What will happen to Armstrong Ranch should the city not approve the development?
GS: It''s simple. Right now, how Armstrong Ranch is developed--how much is built and what kinds of public amenities it contains--is in the hands of the city of Marina. But because much of the ranch is currently in the county, Marina residents could lose the control over their future. The Armstrong Ranch presents Marina with an exceptional opportunity to control development, preserve the coastline, and secure improved public amenities while expanding housing and employment opportunities.
2020: Marina 2020 Vision is proposing the establishment of an Urban Growth Boundary by voter initiative that protects Armstrong Ranch from most development for the next 20 years. Monterey County has already established that Armstrong Ranch is in the city of Marina''s sphere of influence. A majority vote of the people of Marina would be a clear message to Monterey County that urban development of Armstrong Ranch is not what the voters of Marina want. In the unlikely event that the county chose to try to circumvent the will of the people by approving urban development of Armstrong Ranch, that decision could be overturned by a countywide voter referendum.
What other options exist for Armstrong Ranch?
GS: Although some have suggested that Armstrong Ranch be used as farmland, The U.S. Natural Resources Conservation Service considers the soils to be marginal at best. When combined with the hilly topography, this makes the ranch unsuitable for furrow irrigation and significantly limits the crops that can be grown. The other options would be to simply to leave the ranch as it is, denying the residents of Marina the opportunity to enhance their community and share in the economic prosperity of the Monterey Peninsula; or potential development of the property in the county jurisdiction with less local control of its ultimate development.

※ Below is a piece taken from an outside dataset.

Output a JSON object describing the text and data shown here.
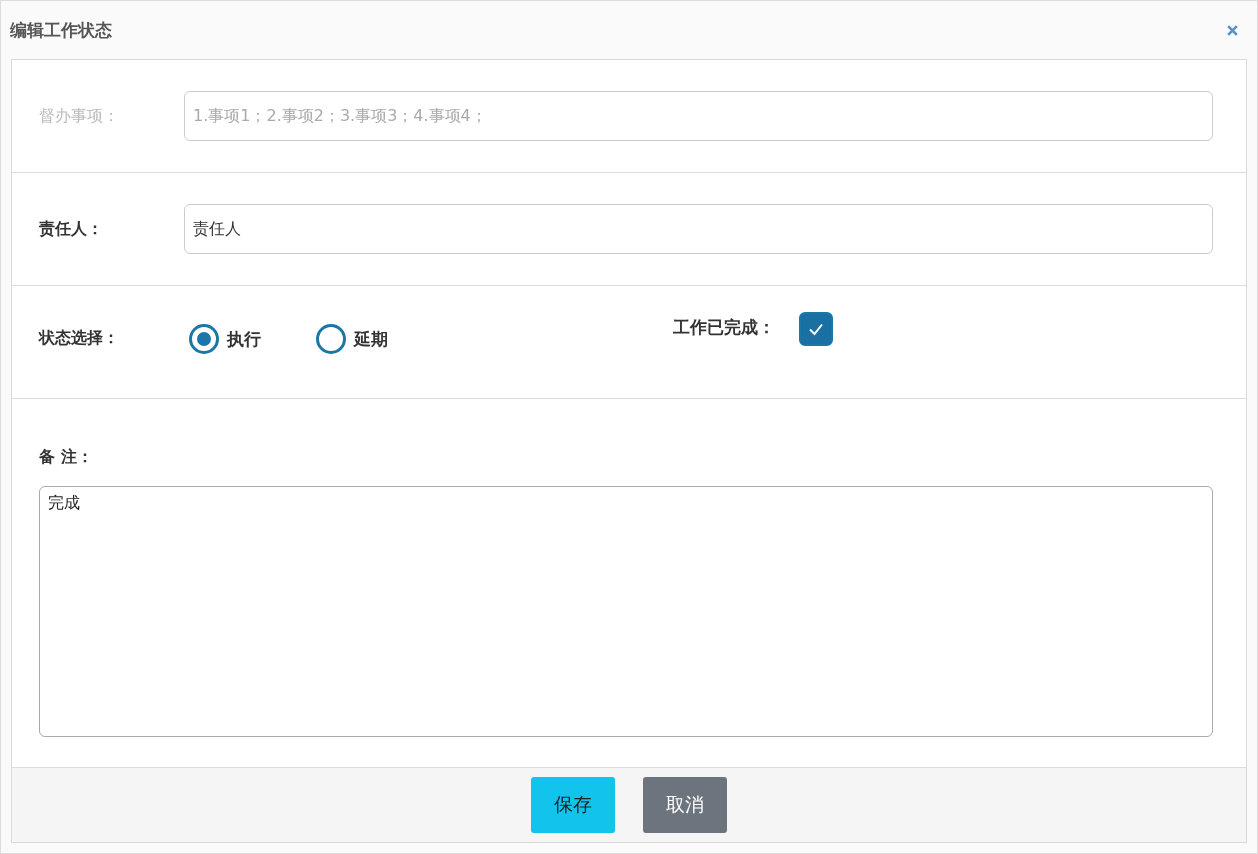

2020: Landowners have the right to use their land for economically viable purposes. Armstrong Ranch has been used for agricultural purposes for over 100 years. It is presently used for a combination of cattle grazing, and artichoke and flower bulb production. Those uses could continue for the next 20 years. In addition, the 300-acre portion of the ranch within the existing city limits could be developed to provide additional economic returns for the owners. If the landowners chose to, they could pursue selling the development rights to the property to a conservation organization thereby receiving additional economic returns and also continue the present agricultural uses.